“There are a variety of options available when choosing a merchant service partner (MSP) so it’s important that merchants’ engage with them early to explain their specific requirements. There are varying levels of technical integration available so it is important that they ensure their EPoS system closely meets the individual business’ needs.
“As a result, the MSP needs to be flexible enough to ensure that the solution they provide fits with the merchant’s requirements. They will also need to consider the flexibility of hardware and the latest security procedures needed. For example, if a merchant has a restaurant in a basement this may limit the type of EPoS terminals that they can use.
What are the pitfalls to watch out for when choosing a merchant service for an EPoS installation?
“There are many considerations for the merchant when partnering the MSP. Firstly, they must understand the timelines for integration with the EPoS vendor, as this can be a significant cost to the merchant in terms of both infrastructure and time. Secondly, it is important to consider the flexibility of the EPoS system hardware and its ability to upgrade and scale up where necessary.
“Product ranges vary considerably so it is fundamental that the EPoS solution fits the specific sector – it can be useful to ask the EPoS vendor for case studies from merchants in your specific trade area. Merchants must also be aware of the additional peripheral fees (till rolls etc.) that may be required.”
How are contactless payments impacting on the relationship between EPoS systems and the merchant services they interface with?
“Whilst contactless payments are improving transaction times and allowing for a more streamlined payment process for cardholders, the roll out of hardware upgrades has on occasion been slow into the market due to a range of technical challenges that have only recently been overcome. We now anticipate acceleration in uptake and awareness of contactless as the numbers of both consumers and merchants who want to use this payment method grows.”
Is the trend for retailers to choose integrated EPoS/merchant services instead of creating their own bespoke installation?
“For the majority of business types, there are existing specialist solutions in place, which makes it easier for merchants to integrate their current systems with EPoS services rather than develop their own system, which could have huge cost and resource implications. The retailers that have been most successful have been those that have been able to provide sufficient scalability and flexibility to develop in tandem with their consumers’ business models.”
What are the key security issues to consider when choosing an EPoS / merchant service combination?
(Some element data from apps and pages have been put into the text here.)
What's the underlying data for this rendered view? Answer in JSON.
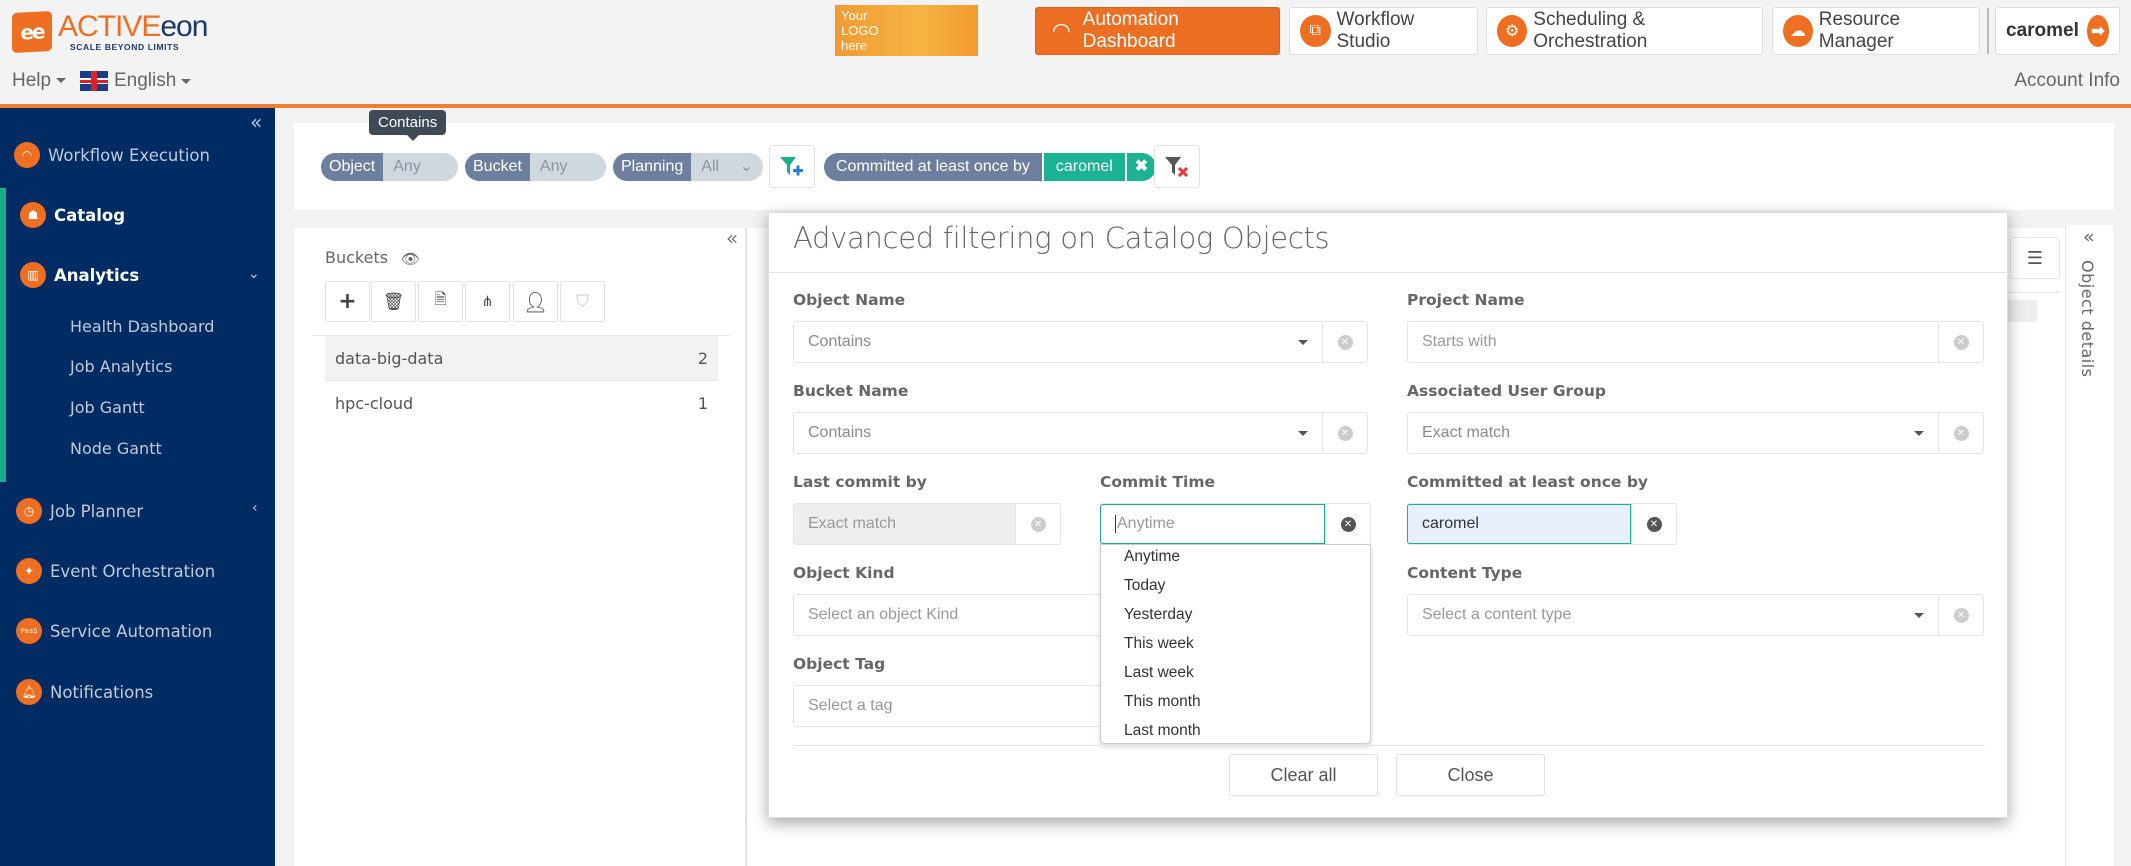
{
  "header": {
    "logo": {
      "brand_prefix": "ACTIVE",
      "brand_suffix": "eon",
      "tagline": "SCALE BEYOND LIMITS",
      "mark": "ee"
    },
    "help_label": "Help",
    "language_label": "English",
    "custom_logo_text": [
      "Your",
      "LOGO",
      "here"
    ],
    "nav_buttons": [
      {
        "label": "Automation Dashboard",
        "icon": "gauge-icon",
        "active": true
      },
      {
        "label": "Workflow Studio",
        "icon": "workflow-icon",
        "active": false
      },
      {
        "label": "Scheduling & Orchestration",
        "icon": "gears-icon",
        "active": false
      },
      {
        "label": "Resource Manager",
        "icon": "cloud-icon",
        "active": false
      }
    ],
    "user_label": "caromel",
    "account_info_label": "Account Info",
    "accent_color": "#ef7d34"
  },
  "sidebar": {
    "items": [
      {
        "label": "Workflow Execution",
        "icon": "gauge-icon"
      },
      {
        "label": "Catalog",
        "icon": "catalog-icon"
      },
      {
        "label": "Analytics",
        "icon": "analytics-icon"
      },
      {
        "label": "Job Planner",
        "icon": "clock-icon"
      },
      {
        "label": "Event Orchestration",
        "icon": "pulse-icon"
      },
      {
        "label": "Service Automation",
        "icon": "paas-icon"
      },
      {
        "label": "Notifications",
        "icon": "bell-icon"
      }
    ],
    "analytics_subitems": [
      "Health Dashboard",
      "Job Analytics",
      "Job Gantt",
      "Node Gantt"
    ],
    "bg_color": "#002b63",
    "active_accent": "#1aae8c"
  },
  "filter_bar": {
    "tooltip": "Contains",
    "pills": [
      {
        "key": "Object",
        "value": "Any"
      },
      {
        "key": "Bucket",
        "value": "Any"
      },
      {
        "key": "Planning",
        "value": "All"
      }
    ],
    "active_filter": {
      "key": "Committed at least once by",
      "value": "caromel"
    }
  },
  "buckets": {
    "title": "Buckets",
    "rows": [
      {
        "name": "data-big-data",
        "count": "2",
        "selected": true
      },
      {
        "name": "hpc-cloud",
        "count": "1",
        "selected": false
      }
    ]
  },
  "details_panel": {
    "label": "Object details"
  },
  "modal": {
    "title": "Advanced filtering on Catalog Objects",
    "fields": {
      "object_name": {
        "label": "Object Name",
        "value": "Contains"
      },
      "project_name": {
        "label": "Project Name",
        "placeholder": "Starts with"
      },
      "bucket_name": {
        "label": "Bucket Name",
        "value": "Contains"
      },
      "user_group": {
        "label": "Associated User Group",
        "value": "Exact match"
      },
      "last_commit_by": {
        "label": "Last commit by",
        "placeholder": "Exact match"
      },
      "commit_time": {
        "label": "Commit Time",
        "placeholder": "Anytime"
      },
      "committed_once_by": {
        "label": "Committed at least once by",
        "value": "caromel"
      },
      "object_kind": {
        "label": "Object Kind",
        "placeholder": "Select an object Kind"
      },
      "content_type": {
        "label": "Content Type",
        "placeholder": "Select a content type"
      },
      "object_tag": {
        "label": "Object Tag",
        "placeholder": "Select a tag"
      }
    },
    "commit_time_options": [
      "Anytime",
      "Today",
      "Yesterday",
      "This week",
      "Last week",
      "This month",
      "Last month"
    ],
    "clear_all_label": "Clear all",
    "close_label": "Close"
  }
}
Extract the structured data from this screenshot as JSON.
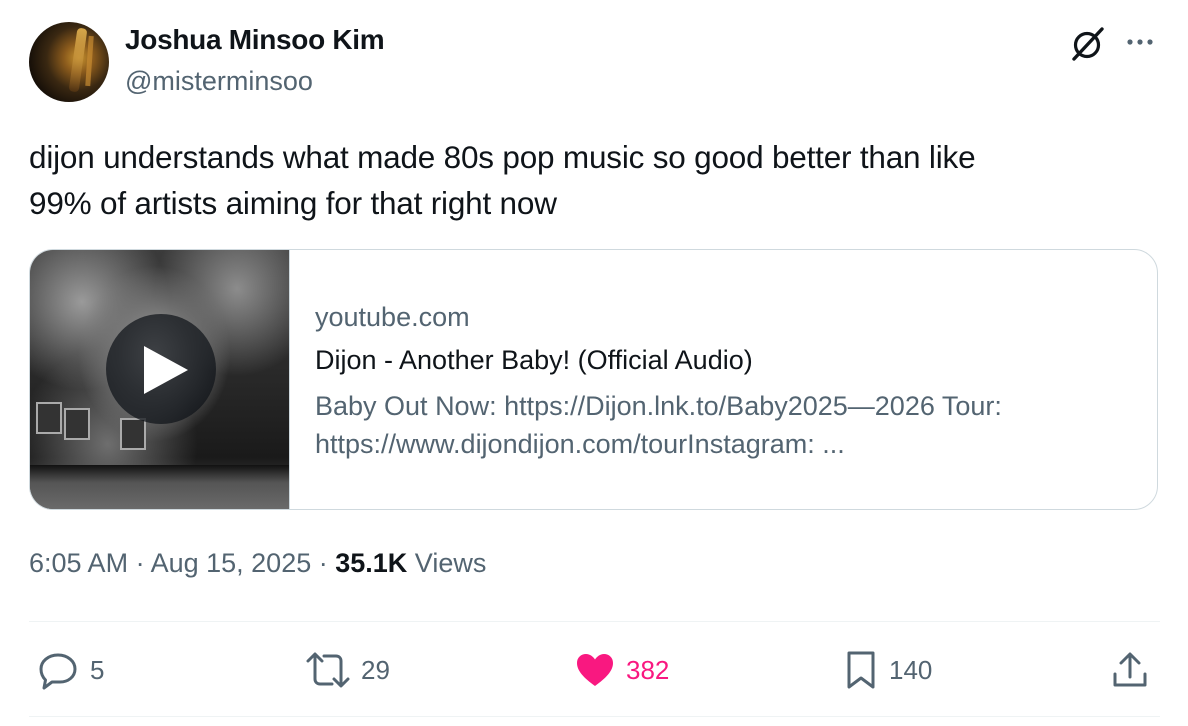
{
  "user": {
    "name": "Joshua Minsoo Kim",
    "handle": "@misterminsoo"
  },
  "tweet": {
    "text_line1": "dijon understands what made 80s pop music so good better than like",
    "text_line2": "99% of artists aiming for that right now"
  },
  "card": {
    "domain": "youtube.com",
    "title": "Dijon - Another Baby! (Official Audio)",
    "desc_line1": "Baby Out Now: https://Dijon.lnk.to/Baby2025—2026 Tour:",
    "desc_line2": "https://www.dijondijon.com/tourInstagram: ..."
  },
  "meta": {
    "time": "6:05 AM",
    "sep1": " · ",
    "date": "Aug 15, 2025",
    "sep2": " · ",
    "views_count": "35.1K",
    "views_label": " Views"
  },
  "actions": {
    "replies": "5",
    "reposts": "29",
    "likes": "382",
    "bookmarks": "140"
  },
  "icons": {
    "grok": "grok-icon",
    "more": "more-icon",
    "reply": "reply-icon",
    "repost": "repost-icon",
    "like": "heart-icon",
    "bookmark": "bookmark-icon",
    "share": "share-icon",
    "play": "play-icon"
  },
  "colors": {
    "text": "#0f1419",
    "secondary": "#536471",
    "like": "#f91880",
    "border": "#cfd9de"
  }
}
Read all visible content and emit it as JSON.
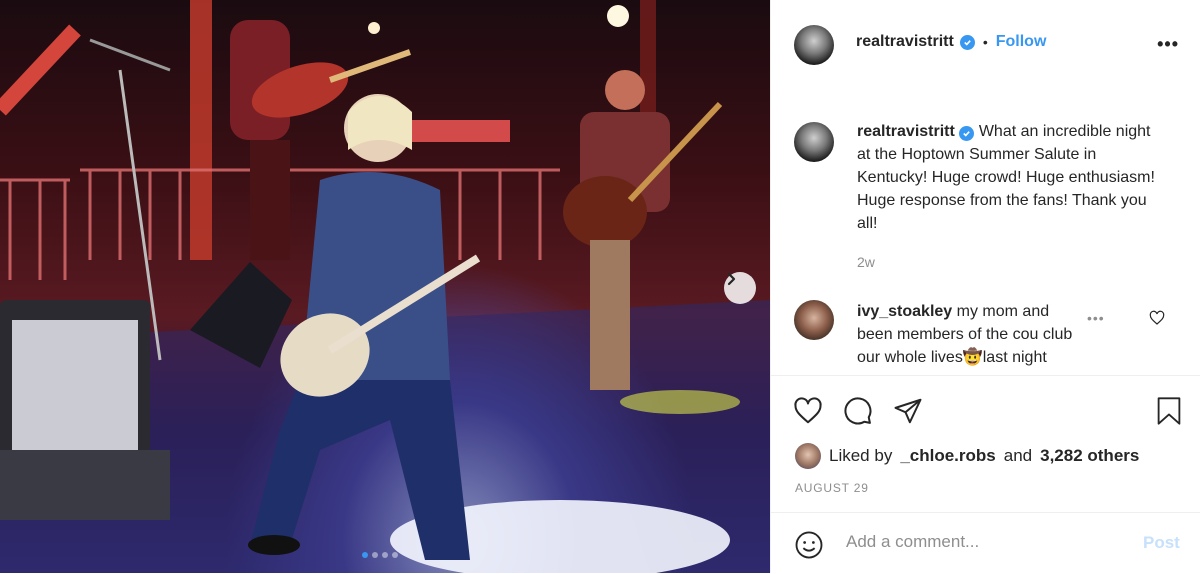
{
  "post": {
    "username": "realtravistritt",
    "follow_label": "Follow",
    "separator": "•",
    "more_label": "•••"
  },
  "caption": {
    "username": "realtravistritt",
    "text": "What an incredible night at the Hoptown Summer Salute in Kentucky! Huge crowd! Huge enthusiasm! Huge response from the fans! Thank you all!",
    "time": "2w"
  },
  "comments": [
    {
      "username": "ivy_stoakley",
      "text": "my mom and been members of the cou club our whole lives🤠last night",
      "more": "•••"
    }
  ],
  "likes": {
    "prefix": "Liked by",
    "user": "_chloe.robs",
    "middle": "and",
    "count": "3,282 others"
  },
  "date": "AUGUST 29",
  "comment_box": {
    "placeholder": "Add a comment...",
    "post_label": "Post"
  },
  "carousel": {
    "total": 4,
    "active": 0
  },
  "colors": {
    "accent": "#3897f0",
    "muted": "#8e8e8e",
    "post_disabled": "#c7e1fc"
  },
  "icons": [
    "verified-icon",
    "heart-icon",
    "comment-icon",
    "share-icon",
    "bookmark-icon",
    "emoji-icon",
    "chevron-right-icon"
  ]
}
“The main security issue associated with EPoS systems is the sensitivity and risk of storing consumers’ card details. There is software available, for example Point-to-point encryption (P2PE), which helps to provide a robust solution to security issues. P2PE is a process of securely encrypting a signal or transacted data through a designated channel. As a result, P2PE can help to protect sensitive data. Merchants should ensure that both suppliers they are working with offer a high level of support and compliant solutions, always ensuring the best outcomes for consumers.”